Micro-CT has also been used in experimental research with laboratory animals in the field of cleft treatment [27, 36, 38, 39]. Recently, we published the results of our investigations on different graft materials used in alveolar cleft repair, the subsequent bone healing process and the development of dental root resorptions in the context of orthodontic tooth movement in a rodent model [14, 15]. In the autologous bone graft group, BMD increased from 0.54 ± 0.05 g/cm3 to 0.62 ± 0.11 g/cm3, while in the xenograft group, the values remained unchanged (from 0.43 ± 0.04 g/cm3 to 0.40 ± 0.04 g/cm3) [15]. As for BV/TV, it remained unchanged in the autografts group (from 54.89% ± 5.07 to 54.71% ± 14.74%), while in the human xenografts group, it decreased (from 41.55% ± 5.27 to 36.07% ± 3.99%). In contrast, the histological findings showed an increase in the newly formed bone in both groups (autograft: 0.89 ± 0.29 mm2; xenograft: 0.52 ± 0.84 mm2), which was also reflected in the distribution of the newly formed bone on the persistent bone substitute (autograft: 79.45%; xenograft: 62.18%) [15]. The radiological examination demonstrated an increase in the mesial root resorption in both the autologous (2.38 ± 0.35 mm3) and the xenogeneic groups (2.17 ± 0.26 mm3), while in the histological analysis, resorption in the autologous group was 0.048 ± 0.015 mm2 and in the xenogeneic group 0.078 ± 0.05 mm2 [14]. The bone changes measured with micro-CT were partially in contrast to the histological measurements of new bone formation.
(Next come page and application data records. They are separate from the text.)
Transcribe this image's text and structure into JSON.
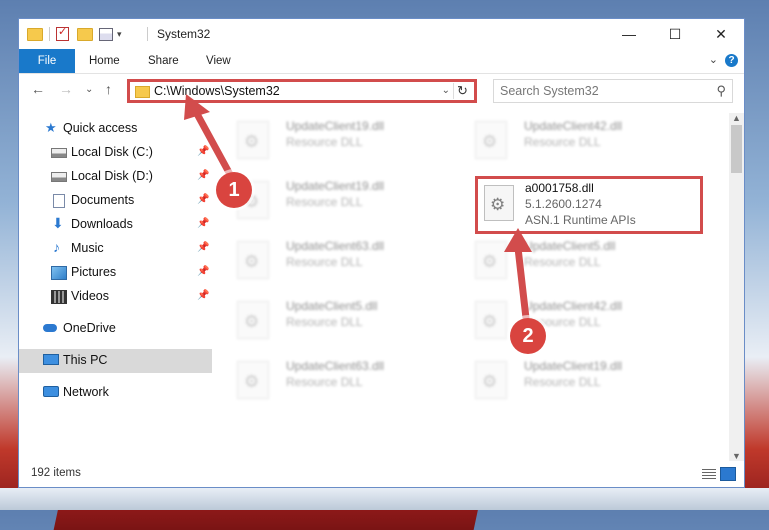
{
  "window": {
    "title": "System32",
    "controls": {
      "minimize": "—",
      "maximize": "☐",
      "close": "✕"
    }
  },
  "ribbon": {
    "file_tab": "File",
    "tabs": [
      "Home",
      "Share",
      "View"
    ],
    "help": "?"
  },
  "address_bar": {
    "path": "C:\\Windows\\System32"
  },
  "search": {
    "placeholder": "Search System32"
  },
  "sidebar": {
    "items": [
      {
        "label": "Quick access",
        "icon": "star-icon",
        "pinned": false
      },
      {
        "label": "Local Disk (C:)",
        "icon": "drive-icon",
        "pinned": true
      },
      {
        "label": "Local Disk (D:)",
        "icon": "drive-icon",
        "pinned": true
      },
      {
        "label": "Documents",
        "icon": "documents-icon",
        "pinned": true
      },
      {
        "label": "Downloads",
        "icon": "downloads-icon",
        "pinned": true
      },
      {
        "label": "Music",
        "icon": "music-icon",
        "pinned": true
      },
      {
        "label": "Pictures",
        "icon": "pictures-icon",
        "pinned": true
      },
      {
        "label": "Videos",
        "icon": "videos-icon",
        "pinned": true
      },
      {
        "label": "OneDrive",
        "icon": "onedrive-icon",
        "pinned": false
      },
      {
        "label": "This PC",
        "icon": "this-pc-icon",
        "pinned": false,
        "selected": true
      },
      {
        "label": "Network",
        "icon": "network-icon",
        "pinned": false
      }
    ]
  },
  "files": {
    "left_column": [
      {
        "name": "UpdateClient19.dll",
        "desc": "Resource DLL"
      },
      {
        "name": "UpdateClient19.dll",
        "desc": "Resource DLL"
      },
      {
        "name": "UpdateClient63.dll",
        "desc": "Resource DLL"
      },
      {
        "name": "UpdateClient5.dll",
        "desc": "Resource DLL"
      },
      {
        "name": "UpdateClient63.dll",
        "desc": "Resource DLL"
      }
    ],
    "right_column": [
      {
        "name": "UpdateClient42.dll",
        "desc": "Resource DLL"
      },
      {
        "name": "UpdateClient5.dll",
        "desc": "Resource DLL"
      },
      {
        "name": "UpdateClient42.dll",
        "desc": "Resource DLL"
      },
      {
        "name": "UpdateClient19.dll",
        "desc": "Resource DLL"
      }
    ],
    "highlighted": {
      "name": "a0001758.dll",
      "version": "5.1.2600.1274",
      "description": "ASN.1 Runtime APIs"
    }
  },
  "status": {
    "item_count": "192 items"
  },
  "annotations": {
    "step1": "1",
    "step2": "2",
    "color": "#d24c4c"
  }
}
Based on the correlations between histological and radiological findings in other medical fields [21, 23, 40, 41], we investigated this relationship by studying bone repair processes and root resorptions in our rodent cleft model to determine whether both analytical procedures are necessary for the assessment of structural changes or micro-CT is sufficient. Apart from reproducing our previous findings [14, 15], Tb.Th and Tb.Sp changes were now also included in the present follow-up investigation since they represent a feature of histological analysis of the new bone formation.

Concerning the remodelling processes, weak relationships between both analysis methods were found, with the only significant correlation being that of newly formed bones (histology) and BMD changes (radiology) in the autograft group (r = 0.812, CI [0.001 to 0.979], p = 0.05). Therefore, in this experimental model, BMD, BV/TV, Tb.Th and Tb.Sp cannot be used to confirm new bone formation. Likewise, no correlations were found between the 2D root resorptions and the 3D resorption lacunae. Regarding the significantly larger total amount of root resorption in the radiological 3D imaging and the lack of a correlation with histological 2D slices, the use of histology techniques should be considered. The type of bone substitute also has a minor role in X.

Because of the specific study design, comparisons between data from the current literature and data from the present study are impossible. Micro-CT is an established method for bone analysis in different fields of medicine. Recently, Pichone et al. [41] assessed trabecular and cortical parameters using histomorphometry and micro-CT of the iliac crest bone core in haemodialysis patients, finding a moderate correlation between the techniques in the trabecular bone volume. In different conditions such as osteoporosis, hypoparathyroidism and primary hyperparathyroidism, positive correlations between the two techniques have been documented [21, 23, 40]. However, in patients with ESRD or renal osteodystrophy, no significant correlations were observed [42, 43]. Pereira et al. [44] investigated paediatric patients with renal osteomalacia, where BV/TV was higher in histomorphometry than in micro-CT, and the osteoid accumulation in histomorphometry negatively correlated with the trabecular density observed in Micro-CT.


Due the missing correlation between the histolgical and radioloigical findings, a detailed and inclusive analysis needs further both kinds of preparations. However, it should be noted that in the present study the sample size was small, possibly influencing the statistical analysis.